Dino is now working on a new project to use insects as a way of protecting forests. By working with, and involving farming communities and school children, Dino and Nature Kenya (one of Kenya’s most active conservation organizations) aim to save a myriad of endemic and endangered species of plants and animals in rare and vulnerable tropical forest patches located in a sea of humanity. The survival of these forests will depend on their value in the eyes of communities that surround them. He plans to demonstrate the link between agricultural production and healthy pollinator populations that are forest dependent.

For example, he’ has found a native stingless bee that pollinates vanilla, an extremely valuable cash crop that, believe it or not, is pollinated by hand everywhere in the world because of lack of pollinators! Imagine the cost savings just because of the presence of one little stingless bee…

What I really love about his proposed project is that it is simple, is community owned and will be led and monitored by a leading conservation organization that is a key training ground for young conservationists in Kenya. The project will do visual activities and involve local communities and children, they will plant pollinator gardens on school grounds and monitor the pollinators that visit. In this way  communities will gather data about the presence, diversity and abundance of pollinators as well as crop production – they be able to demonstrate the link between the species and abundance and fruit production. For example did you know that strawberries will not form properly if there are too few pollinators? Neither will papayas. I didn’t know any of this before yesterday!

Having this information should enable communities to make management decisions locally and to gather information, document the local knowledge and share it. And Guess what? They will be able to share that information on the internet through the WildlifeDirect blogs as well as a new site that is a wiki resource on all the species of the world. Anyone anywhere can now contribute to and learn about all the creatures on earth through an amazing project that E. O. Wilson is involved with called the Encyclopaedia of Life at this website here

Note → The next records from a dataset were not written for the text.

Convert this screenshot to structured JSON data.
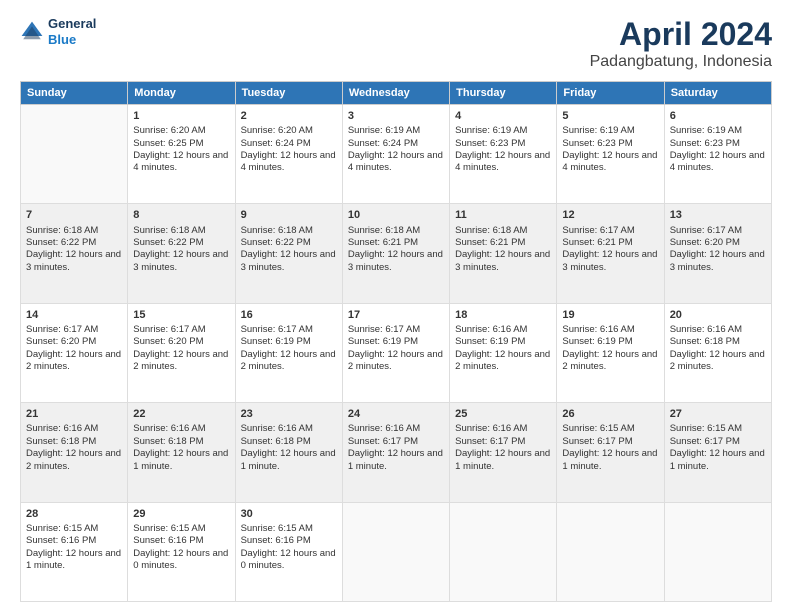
{
  "logo": {
    "general": "General",
    "blue": "Blue"
  },
  "title": "April 2024",
  "subtitle": "Padangbatung, Indonesia",
  "weekdays": [
    "Sunday",
    "Monday",
    "Tuesday",
    "Wednesday",
    "Thursday",
    "Friday",
    "Saturday"
  ],
  "weeks": [
    [
      {
        "day": "",
        "sunrise": "",
        "sunset": "",
        "daylight": ""
      },
      {
        "day": "1",
        "sunrise": "Sunrise: 6:20 AM",
        "sunset": "Sunset: 6:25 PM",
        "daylight": "Daylight: 12 hours and 4 minutes."
      },
      {
        "day": "2",
        "sunrise": "Sunrise: 6:20 AM",
        "sunset": "Sunset: 6:24 PM",
        "daylight": "Daylight: 12 hours and 4 minutes."
      },
      {
        "day": "3",
        "sunrise": "Sunrise: 6:19 AM",
        "sunset": "Sunset: 6:24 PM",
        "daylight": "Daylight: 12 hours and 4 minutes."
      },
      {
        "day": "4",
        "sunrise": "Sunrise: 6:19 AM",
        "sunset": "Sunset: 6:23 PM",
        "daylight": "Daylight: 12 hours and 4 minutes."
      },
      {
        "day": "5",
        "sunrise": "Sunrise: 6:19 AM",
        "sunset": "Sunset: 6:23 PM",
        "daylight": "Daylight: 12 hours and 4 minutes."
      },
      {
        "day": "6",
        "sunrise": "Sunrise: 6:19 AM",
        "sunset": "Sunset: 6:23 PM",
        "daylight": "Daylight: 12 hours and 4 minutes."
      }
    ],
    [
      {
        "day": "7",
        "sunrise": "Sunrise: 6:18 AM",
        "sunset": "Sunset: 6:22 PM",
        "daylight": "Daylight: 12 hours and 3 minutes."
      },
      {
        "day": "8",
        "sunrise": "Sunrise: 6:18 AM",
        "sunset": "Sunset: 6:22 PM",
        "daylight": "Daylight: 12 hours and 3 minutes."
      },
      {
        "day": "9",
        "sunrise": "Sunrise: 6:18 AM",
        "sunset": "Sunset: 6:22 PM",
        "daylight": "Daylight: 12 hours and 3 minutes."
      },
      {
        "day": "10",
        "sunrise": "Sunrise: 6:18 AM",
        "sunset": "Sunset: 6:21 PM",
        "daylight": "Daylight: 12 hours and 3 minutes."
      },
      {
        "day": "11",
        "sunrise": "Sunrise: 6:18 AM",
        "sunset": "Sunset: 6:21 PM",
        "daylight": "Daylight: 12 hours and 3 minutes."
      },
      {
        "day": "12",
        "sunrise": "Sunrise: 6:17 AM",
        "sunset": "Sunset: 6:21 PM",
        "daylight": "Daylight: 12 hours and 3 minutes."
      },
      {
        "day": "13",
        "sunrise": "Sunrise: 6:17 AM",
        "sunset": "Sunset: 6:20 PM",
        "daylight": "Daylight: 12 hours and 3 minutes."
      }
    ],
    [
      {
        "day": "14",
        "sunrise": "Sunrise: 6:17 AM",
        "sunset": "Sunset: 6:20 PM",
        "daylight": "Daylight: 12 hours and 2 minutes."
      },
      {
        "day": "15",
        "sunrise": "Sunrise: 6:17 AM",
        "sunset": "Sunset: 6:20 PM",
        "daylight": "Daylight: 12 hours and 2 minutes."
      },
      {
        "day": "16",
        "sunrise": "Sunrise: 6:17 AM",
        "sunset": "Sunset: 6:19 PM",
        "daylight": "Daylight: 12 hours and 2 minutes."
      },
      {
        "day": "17",
        "sunrise": "Sunrise: 6:17 AM",
        "sunset": "Sunset: 6:19 PM",
        "daylight": "Daylight: 12 hours and 2 minutes."
      },
      {
        "day": "18",
        "sunrise": "Sunrise: 6:16 AM",
        "sunset": "Sunset: 6:19 PM",
        "daylight": "Daylight: 12 hours and 2 minutes."
      },
      {
        "day": "19",
        "sunrise": "Sunrise: 6:16 AM",
        "sunset": "Sunset: 6:19 PM",
        "daylight": "Daylight: 12 hours and 2 minutes."
      },
      {
        "day": "20",
        "sunrise": "Sunrise: 6:16 AM",
        "sunset": "Sunset: 6:18 PM",
        "daylight": "Daylight: 12 hours and 2 minutes."
      }
    ],
    [
      {
        "day": "21",
        "sunrise": "Sunrise: 6:16 AM",
        "sunset": "Sunset: 6:18 PM",
        "daylight": "Daylight: 12 hours and 2 minutes."
      },
      {
        "day": "22",
        "sunrise": "Sunrise: 6:16 AM",
        "sunset": "Sunset: 6:18 PM",
        "daylight": "Daylight: 12 hours and 1 minute."
      },
      {
        "day": "23",
        "sunrise": "Sunrise: 6:16 AM",
        "sunset": "Sunset: 6:18 PM",
        "daylight": "Daylight: 12 hours and 1 minute."
      },
      {
        "day": "24",
        "sunrise": "Sunrise: 6:16 AM",
        "sunset": "Sunset: 6:17 PM",
        "daylight": "Daylight: 12 hours and 1 minute."
      },
      {
        "day": "25",
        "sunrise": "Sunrise: 6:16 AM",
        "sunset": "Sunset: 6:17 PM",
        "daylight": "Daylight: 12 hours and 1 minute."
      },
      {
        "day": "26",
        "sunrise": "Sunrise: 6:15 AM",
        "sunset": "Sunset: 6:17 PM",
        "daylight": "Daylight: 12 hours and 1 minute."
      },
      {
        "day": "27",
        "sunrise": "Sunrise: 6:15 AM",
        "sunset": "Sunset: 6:17 PM",
        "daylight": "Daylight: 12 hours and 1 minute."
      }
    ],
    [
      {
        "day": "28",
        "sunrise": "Sunrise: 6:15 AM",
        "sunset": "Sunset: 6:16 PM",
        "daylight": "Daylight: 12 hours and 1 minute."
      },
      {
        "day": "29",
        "sunrise": "Sunrise: 6:15 AM",
        "sunset": "Sunset: 6:16 PM",
        "daylight": "Daylight: 12 hours and 0 minutes."
      },
      {
        "day": "30",
        "sunrise": "Sunrise: 6:15 AM",
        "sunset": "Sunset: 6:16 PM",
        "daylight": "Daylight: 12 hours and 0 minutes."
      },
      {
        "day": "",
        "sunrise": "",
        "sunset": "",
        "daylight": ""
      },
      {
        "day": "",
        "sunrise": "",
        "sunset": "",
        "daylight": ""
      },
      {
        "day": "",
        "sunrise": "",
        "sunset": "",
        "daylight": ""
      },
      {
        "day": "",
        "sunrise": "",
        "sunset": "",
        "daylight": ""
      }
    ]
  ]
}
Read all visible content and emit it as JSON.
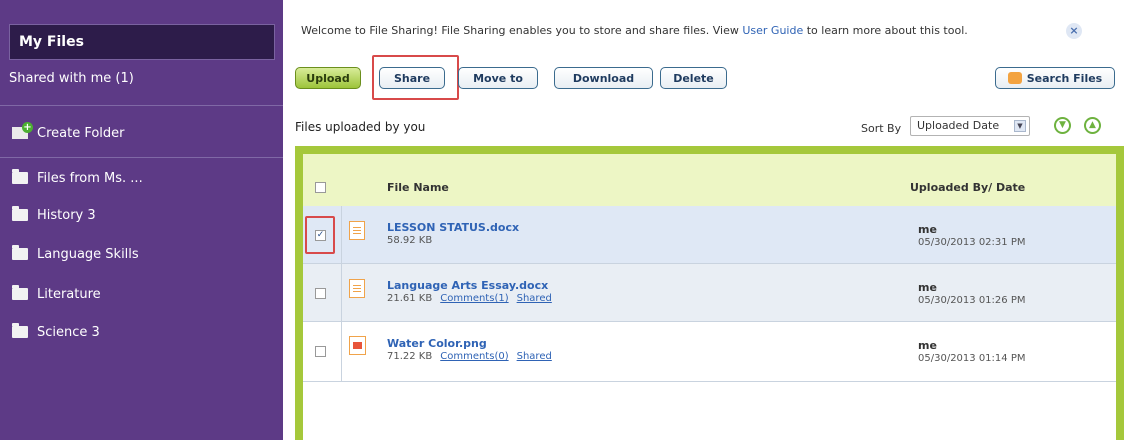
{
  "sidebar": {
    "my_files": "My Files",
    "shared_with_me": "Shared with me (1)",
    "create_folder": "Create Folder",
    "folders": [
      {
        "label": "Files from Ms. ..."
      },
      {
        "label": "History 3"
      },
      {
        "label": "Language Skills"
      },
      {
        "label": "Literature"
      },
      {
        "label": "Science 3"
      }
    ]
  },
  "banner": {
    "text_before": "Welcome to File Sharing! File Sharing enables you to store and share files. View ",
    "link": "User Guide",
    "text_after": " to learn more about this tool.",
    "close": "×"
  },
  "toolbar": {
    "upload": "Upload",
    "share": "Share",
    "move_to": "Move to",
    "download": "Download",
    "delete": "Delete",
    "search_files": "Search Files"
  },
  "list": {
    "heading": "Files uploaded by you",
    "sort_label": "Sort By",
    "sort_value": "Uploaded Date",
    "columns": {
      "name": "File Name",
      "uploaded": "Uploaded By/ Date"
    },
    "files": [
      {
        "name": "LESSON STATUS.docx",
        "size": "58.92 KB",
        "comments": "",
        "shared": "",
        "by": "me",
        "date": "05/30/2013 02:31 PM",
        "checked": "✓"
      },
      {
        "name": "Language Arts Essay.docx",
        "size": "21.61 KB",
        "comments": "Comments(1)",
        "shared": "Shared",
        "by": "me",
        "date": "05/30/2013 01:26 PM",
        "checked": ""
      },
      {
        "name": "Water Color.png",
        "size": "71.22 KB",
        "comments": "Comments(0)",
        "shared": "Shared",
        "by": "me",
        "date": "05/30/2013 01:14 PM",
        "checked": ""
      }
    ]
  },
  "colors": {
    "sidebar_bg": "#5d3a86",
    "frame_green": "#a5c83b",
    "highlight_red": "#d84a4a",
    "link_blue": "#2f63b5"
  }
}
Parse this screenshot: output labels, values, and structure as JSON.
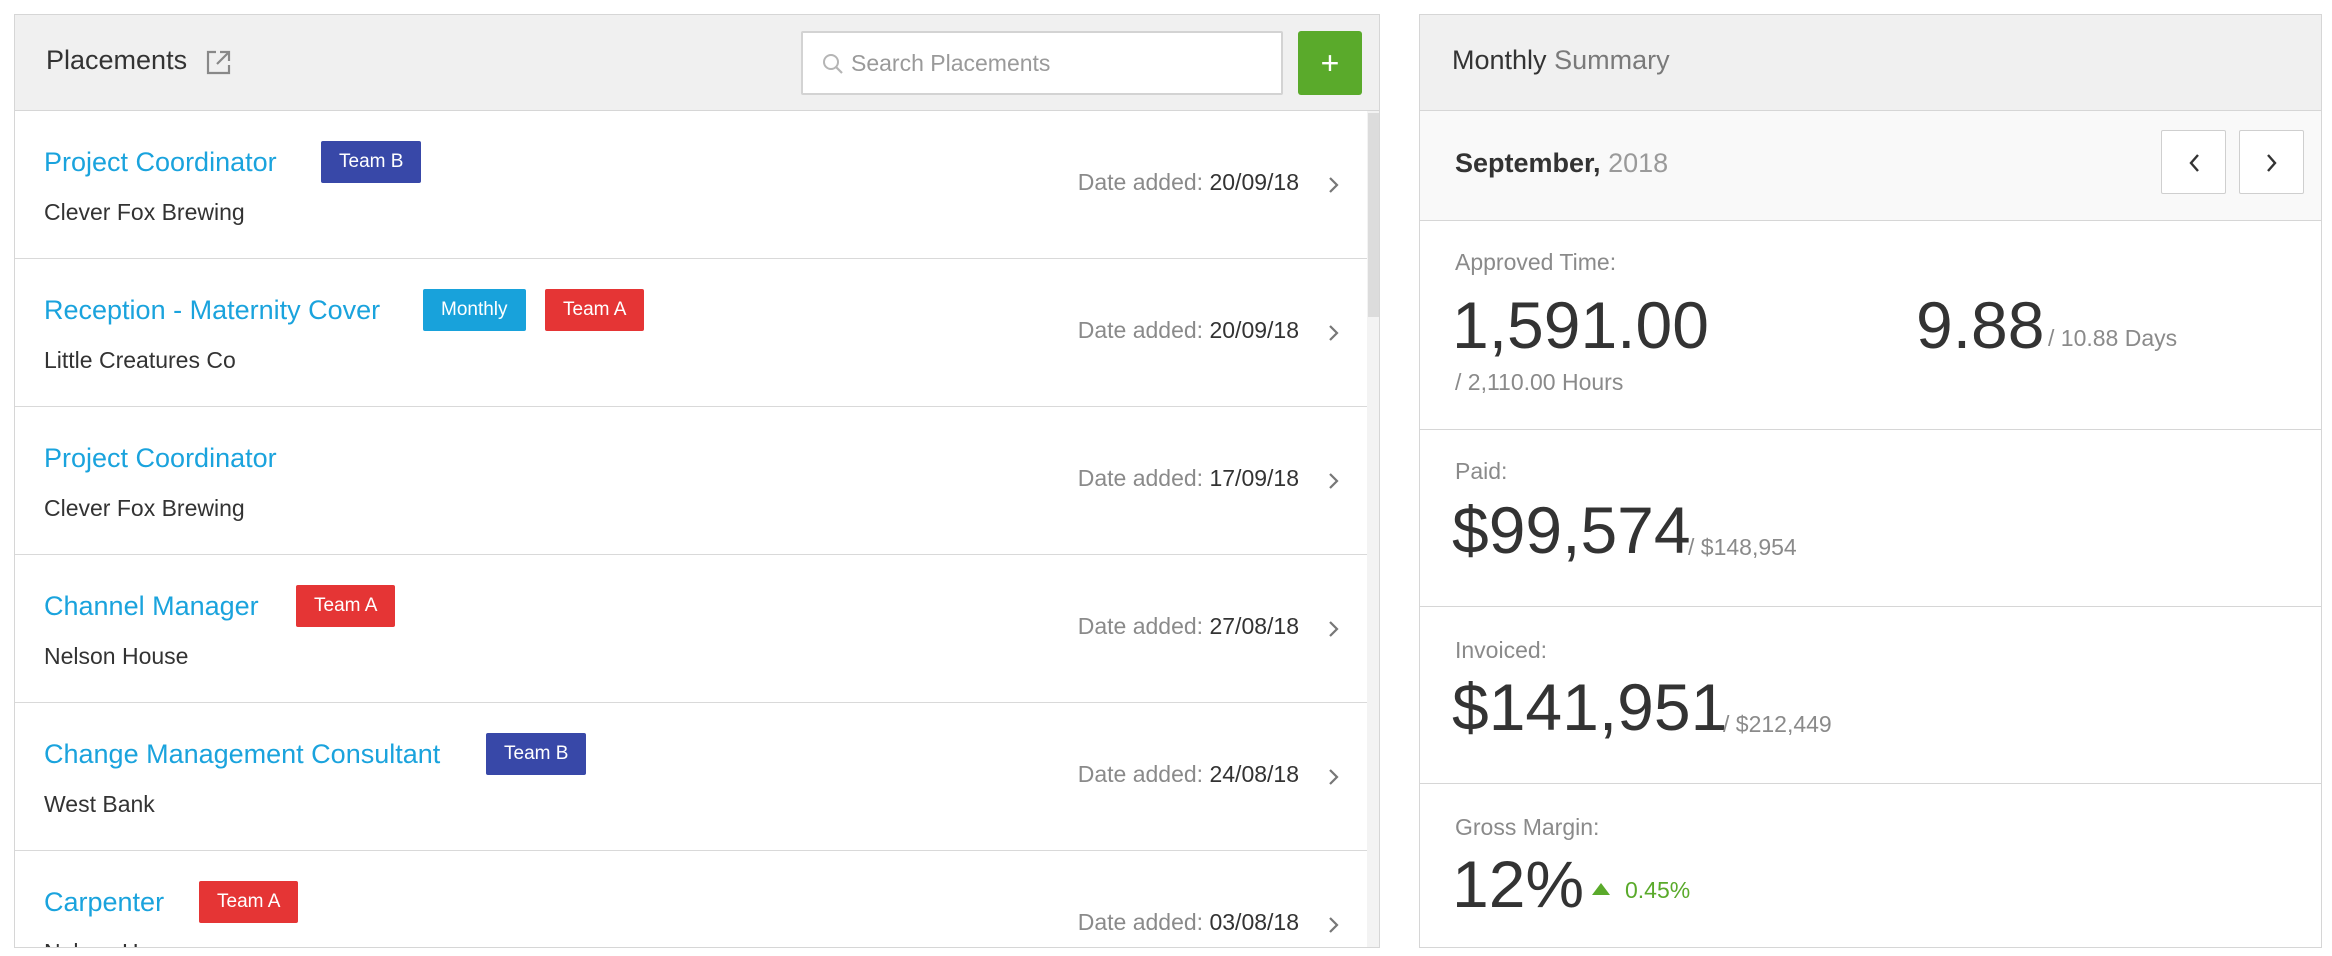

“The Encyclopedia of Life (EOL) is an ambitious project to organize and make available via the Internet virtually all information about life present on Earth.” The plan is to have a page for every single species!